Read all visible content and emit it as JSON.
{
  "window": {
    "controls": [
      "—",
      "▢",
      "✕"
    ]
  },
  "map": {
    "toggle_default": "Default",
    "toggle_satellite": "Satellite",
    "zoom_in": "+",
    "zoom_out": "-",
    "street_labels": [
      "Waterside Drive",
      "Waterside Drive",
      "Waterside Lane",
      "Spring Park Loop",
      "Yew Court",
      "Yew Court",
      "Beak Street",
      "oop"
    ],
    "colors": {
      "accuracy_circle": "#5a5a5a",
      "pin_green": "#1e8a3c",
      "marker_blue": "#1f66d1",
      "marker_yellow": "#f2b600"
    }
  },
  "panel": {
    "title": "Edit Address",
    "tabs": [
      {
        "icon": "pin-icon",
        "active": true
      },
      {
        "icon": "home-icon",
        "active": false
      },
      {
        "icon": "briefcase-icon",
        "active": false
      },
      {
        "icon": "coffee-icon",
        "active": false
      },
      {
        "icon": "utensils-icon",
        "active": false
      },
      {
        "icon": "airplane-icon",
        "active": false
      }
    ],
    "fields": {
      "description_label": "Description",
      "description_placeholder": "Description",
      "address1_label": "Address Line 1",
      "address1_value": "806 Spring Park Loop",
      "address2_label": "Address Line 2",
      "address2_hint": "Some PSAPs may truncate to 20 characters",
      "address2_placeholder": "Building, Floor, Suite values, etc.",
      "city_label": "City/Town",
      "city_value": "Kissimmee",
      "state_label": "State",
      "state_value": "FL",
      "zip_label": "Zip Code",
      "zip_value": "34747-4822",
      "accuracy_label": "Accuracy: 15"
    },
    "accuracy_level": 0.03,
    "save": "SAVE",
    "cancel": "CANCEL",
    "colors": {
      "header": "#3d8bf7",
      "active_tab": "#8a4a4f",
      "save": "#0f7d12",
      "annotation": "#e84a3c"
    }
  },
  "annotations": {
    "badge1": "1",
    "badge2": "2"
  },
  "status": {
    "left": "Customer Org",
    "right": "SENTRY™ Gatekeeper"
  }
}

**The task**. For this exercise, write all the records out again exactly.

**Exercise answer**.
Read all visible content and emit it as JSON.
{
  "window": {
    "controls": [
      "—",
      "▢",
      "✕"
    ]
  },
  "map": {
    "toggle_default": "Default",
    "toggle_satellite": "Satellite",
    "zoom_in": "+",
    "zoom_out": "-",
    "street_labels": [
      "Waterside Drive",
      "Waterside Drive",
      "Waterside Lane",
      "Spring Park Loop",
      "Yew Court",
      "Yew Court",
      "Beak Street",
      "oop"
    ],
    "colors": {
      "accuracy_circle": "#5a5a5a",
      "pin_green": "#1e8a3c",
      "marker_blue": "#1f66d1",
      "marker_yellow": "#f2b600"
    }
  },
  "panel": {
    "title": "Edit Address",
    "tabs": [
      {
        "icon": "pin-icon",
        "active": true
      },
      {
        "icon": "home-icon",
        "active": false
      },
      {
        "icon": "briefcase-icon",
        "active": false
      },
      {
        "icon": "coffee-icon",
        "active": false
      },
      {
        "icon": "utensils-icon",
        "active": false
      },
      {
        "icon": "airplane-icon",
        "active": false
      }
    ],
    "fields": {
      "description_label": "Description",
      "description_placeholder": "Description",
      "address1_label": "Address Line 1",
      "address1_value": "806 Spring Park Loop",
      "address2_label": "Address Line 2",
      "address2_hint": "Some PSAPs may truncate to 20 characters",
      "address2_placeholder": "Building, Floor, Suite values, etc.",
      "city_label": "City/Town",
      "city_value": "Kissimmee",
      "state_label": "State",
      "state_value": "FL",
      "zip_label": "Zip Code",
      "zip_value": "34747-4822",
      "accuracy_label": "Accuracy: 15"
    },
    "accuracy_level": 0.03,
    "save": "SAVE",
    "cancel": "CANCEL",
    "colors": {
      "header": "#3d8bf7",
      "active_tab": "#8a4a4f",
      "save": "#0f7d12",
      "annotation": "#e84a3c"
    }
  },
  "annotations": {
    "badge1": "1",
    "badge2": "2"
  },
  "status": {
    "left": "Customer Org",
    "right": "SENTRY™ Gatekeeper"
  }
}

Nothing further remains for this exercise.